YOUR GOAL:
Lines with the word "this" in them are the ones to copy from the records.

SUPPLIED DATA:
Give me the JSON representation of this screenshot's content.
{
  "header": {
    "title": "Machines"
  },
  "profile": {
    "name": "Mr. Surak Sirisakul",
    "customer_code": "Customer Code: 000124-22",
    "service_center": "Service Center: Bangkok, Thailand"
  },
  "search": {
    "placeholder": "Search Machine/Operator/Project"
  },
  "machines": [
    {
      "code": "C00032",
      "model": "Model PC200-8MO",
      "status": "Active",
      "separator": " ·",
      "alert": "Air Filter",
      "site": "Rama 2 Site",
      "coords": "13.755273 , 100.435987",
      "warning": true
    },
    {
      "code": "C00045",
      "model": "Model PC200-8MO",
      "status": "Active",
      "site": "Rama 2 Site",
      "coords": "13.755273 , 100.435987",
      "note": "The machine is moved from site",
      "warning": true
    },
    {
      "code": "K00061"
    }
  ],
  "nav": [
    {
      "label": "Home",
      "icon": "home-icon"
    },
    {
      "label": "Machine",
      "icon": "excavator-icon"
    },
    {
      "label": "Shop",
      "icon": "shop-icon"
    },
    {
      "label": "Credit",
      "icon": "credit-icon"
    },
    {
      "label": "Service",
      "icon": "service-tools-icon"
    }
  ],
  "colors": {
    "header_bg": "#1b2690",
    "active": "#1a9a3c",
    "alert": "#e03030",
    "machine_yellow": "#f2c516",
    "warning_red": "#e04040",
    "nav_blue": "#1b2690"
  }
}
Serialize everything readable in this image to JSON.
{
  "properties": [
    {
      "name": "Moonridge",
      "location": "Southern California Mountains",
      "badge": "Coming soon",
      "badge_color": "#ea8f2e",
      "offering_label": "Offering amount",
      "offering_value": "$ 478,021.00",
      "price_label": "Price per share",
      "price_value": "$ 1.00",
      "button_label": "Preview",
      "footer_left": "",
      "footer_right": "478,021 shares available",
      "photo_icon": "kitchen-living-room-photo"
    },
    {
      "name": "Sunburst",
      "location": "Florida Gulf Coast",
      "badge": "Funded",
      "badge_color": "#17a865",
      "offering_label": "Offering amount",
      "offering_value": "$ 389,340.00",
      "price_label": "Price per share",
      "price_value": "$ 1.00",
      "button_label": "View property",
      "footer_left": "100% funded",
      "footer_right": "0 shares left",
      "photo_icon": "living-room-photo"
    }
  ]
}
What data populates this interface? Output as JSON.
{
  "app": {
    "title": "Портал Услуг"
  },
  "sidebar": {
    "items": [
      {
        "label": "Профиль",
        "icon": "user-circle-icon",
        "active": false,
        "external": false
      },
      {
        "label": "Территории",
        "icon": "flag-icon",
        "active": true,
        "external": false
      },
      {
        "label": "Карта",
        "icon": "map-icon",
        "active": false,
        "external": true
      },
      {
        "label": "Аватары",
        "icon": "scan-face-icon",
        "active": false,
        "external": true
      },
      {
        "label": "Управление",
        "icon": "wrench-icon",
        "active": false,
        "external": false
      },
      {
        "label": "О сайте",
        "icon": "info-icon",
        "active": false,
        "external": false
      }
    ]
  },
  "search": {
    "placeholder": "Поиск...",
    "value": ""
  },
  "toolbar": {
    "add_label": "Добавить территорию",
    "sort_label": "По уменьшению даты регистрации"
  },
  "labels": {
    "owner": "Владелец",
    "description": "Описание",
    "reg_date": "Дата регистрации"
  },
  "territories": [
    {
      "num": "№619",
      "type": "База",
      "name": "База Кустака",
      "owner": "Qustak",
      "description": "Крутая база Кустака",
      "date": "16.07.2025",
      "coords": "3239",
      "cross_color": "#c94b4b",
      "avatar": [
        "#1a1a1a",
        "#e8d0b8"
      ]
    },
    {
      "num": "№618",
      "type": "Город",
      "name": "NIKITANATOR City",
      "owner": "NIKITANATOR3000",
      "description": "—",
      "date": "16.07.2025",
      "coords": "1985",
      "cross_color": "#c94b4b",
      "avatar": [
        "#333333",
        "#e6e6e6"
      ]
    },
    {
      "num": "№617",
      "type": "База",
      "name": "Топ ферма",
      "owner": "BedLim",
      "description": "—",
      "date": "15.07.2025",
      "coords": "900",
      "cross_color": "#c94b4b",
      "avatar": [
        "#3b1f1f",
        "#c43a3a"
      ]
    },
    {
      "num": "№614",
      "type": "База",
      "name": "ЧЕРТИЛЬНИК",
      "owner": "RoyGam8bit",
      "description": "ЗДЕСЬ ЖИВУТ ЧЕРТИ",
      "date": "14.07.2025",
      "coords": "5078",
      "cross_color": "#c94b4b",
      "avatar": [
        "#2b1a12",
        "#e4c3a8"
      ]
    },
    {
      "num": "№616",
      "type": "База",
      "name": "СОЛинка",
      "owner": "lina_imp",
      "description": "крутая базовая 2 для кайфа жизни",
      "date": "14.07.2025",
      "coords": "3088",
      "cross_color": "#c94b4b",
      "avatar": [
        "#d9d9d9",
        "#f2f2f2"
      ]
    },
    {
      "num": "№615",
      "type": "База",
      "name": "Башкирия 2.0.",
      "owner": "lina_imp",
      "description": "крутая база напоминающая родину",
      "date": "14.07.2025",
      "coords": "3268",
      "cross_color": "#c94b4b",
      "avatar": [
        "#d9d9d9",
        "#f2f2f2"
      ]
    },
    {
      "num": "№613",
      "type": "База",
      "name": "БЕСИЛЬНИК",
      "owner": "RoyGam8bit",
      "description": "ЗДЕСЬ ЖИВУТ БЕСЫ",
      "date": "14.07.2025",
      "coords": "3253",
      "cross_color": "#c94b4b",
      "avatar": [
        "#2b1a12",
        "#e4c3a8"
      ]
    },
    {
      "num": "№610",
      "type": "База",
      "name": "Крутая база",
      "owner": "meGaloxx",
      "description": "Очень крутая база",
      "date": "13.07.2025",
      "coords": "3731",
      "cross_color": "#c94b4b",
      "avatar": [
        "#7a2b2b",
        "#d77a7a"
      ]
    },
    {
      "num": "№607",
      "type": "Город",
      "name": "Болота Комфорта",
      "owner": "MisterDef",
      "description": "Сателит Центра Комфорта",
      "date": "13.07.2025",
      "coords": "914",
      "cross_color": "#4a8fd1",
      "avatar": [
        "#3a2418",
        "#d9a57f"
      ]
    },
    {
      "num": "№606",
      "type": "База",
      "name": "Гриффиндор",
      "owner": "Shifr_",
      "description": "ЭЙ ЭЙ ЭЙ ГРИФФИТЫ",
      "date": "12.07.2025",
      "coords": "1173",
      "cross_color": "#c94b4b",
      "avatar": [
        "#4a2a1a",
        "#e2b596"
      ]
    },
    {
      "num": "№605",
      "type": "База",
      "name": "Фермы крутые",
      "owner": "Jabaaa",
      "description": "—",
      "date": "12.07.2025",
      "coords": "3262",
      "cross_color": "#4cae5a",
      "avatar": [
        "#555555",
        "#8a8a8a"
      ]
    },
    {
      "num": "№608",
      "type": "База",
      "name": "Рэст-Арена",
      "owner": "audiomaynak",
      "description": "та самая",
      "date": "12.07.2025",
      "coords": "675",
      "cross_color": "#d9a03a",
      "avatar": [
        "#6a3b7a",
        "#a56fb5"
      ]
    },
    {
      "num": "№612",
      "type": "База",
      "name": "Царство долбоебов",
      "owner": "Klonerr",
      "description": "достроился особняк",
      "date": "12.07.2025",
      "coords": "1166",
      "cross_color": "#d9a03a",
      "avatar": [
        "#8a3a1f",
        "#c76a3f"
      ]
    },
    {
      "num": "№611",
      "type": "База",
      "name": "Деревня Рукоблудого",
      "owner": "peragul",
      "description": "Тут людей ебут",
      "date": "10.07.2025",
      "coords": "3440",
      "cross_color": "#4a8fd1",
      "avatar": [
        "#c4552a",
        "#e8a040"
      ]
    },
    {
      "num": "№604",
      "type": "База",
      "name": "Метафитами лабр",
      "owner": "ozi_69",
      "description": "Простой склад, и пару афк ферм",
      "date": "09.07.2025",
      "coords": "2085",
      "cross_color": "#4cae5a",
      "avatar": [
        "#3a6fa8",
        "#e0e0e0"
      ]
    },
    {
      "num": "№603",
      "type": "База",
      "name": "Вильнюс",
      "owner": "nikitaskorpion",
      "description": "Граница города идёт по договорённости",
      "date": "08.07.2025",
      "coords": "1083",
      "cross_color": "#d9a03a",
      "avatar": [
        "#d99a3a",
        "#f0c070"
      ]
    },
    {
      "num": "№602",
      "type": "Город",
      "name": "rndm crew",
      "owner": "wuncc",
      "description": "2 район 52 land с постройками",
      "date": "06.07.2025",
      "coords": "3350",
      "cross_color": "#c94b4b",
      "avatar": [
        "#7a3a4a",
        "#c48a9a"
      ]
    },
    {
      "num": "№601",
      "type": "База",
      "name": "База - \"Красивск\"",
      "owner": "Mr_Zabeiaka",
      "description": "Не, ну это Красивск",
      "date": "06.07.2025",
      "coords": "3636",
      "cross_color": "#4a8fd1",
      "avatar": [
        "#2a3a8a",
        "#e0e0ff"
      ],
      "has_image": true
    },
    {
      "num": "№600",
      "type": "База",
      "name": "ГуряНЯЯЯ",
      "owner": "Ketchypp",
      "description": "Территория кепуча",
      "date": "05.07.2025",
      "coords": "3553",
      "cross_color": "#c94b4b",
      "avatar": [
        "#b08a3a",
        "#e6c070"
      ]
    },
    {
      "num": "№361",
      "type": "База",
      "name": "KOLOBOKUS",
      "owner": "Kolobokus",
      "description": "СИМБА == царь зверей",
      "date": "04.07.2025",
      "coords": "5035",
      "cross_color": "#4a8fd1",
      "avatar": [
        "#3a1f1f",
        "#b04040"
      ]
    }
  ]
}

TASK OUTPUT:
Give me the JSON representation of this screenshot's content.
Serialize everything readable in this image to JSON.
What data populates this interface? Output as JSON.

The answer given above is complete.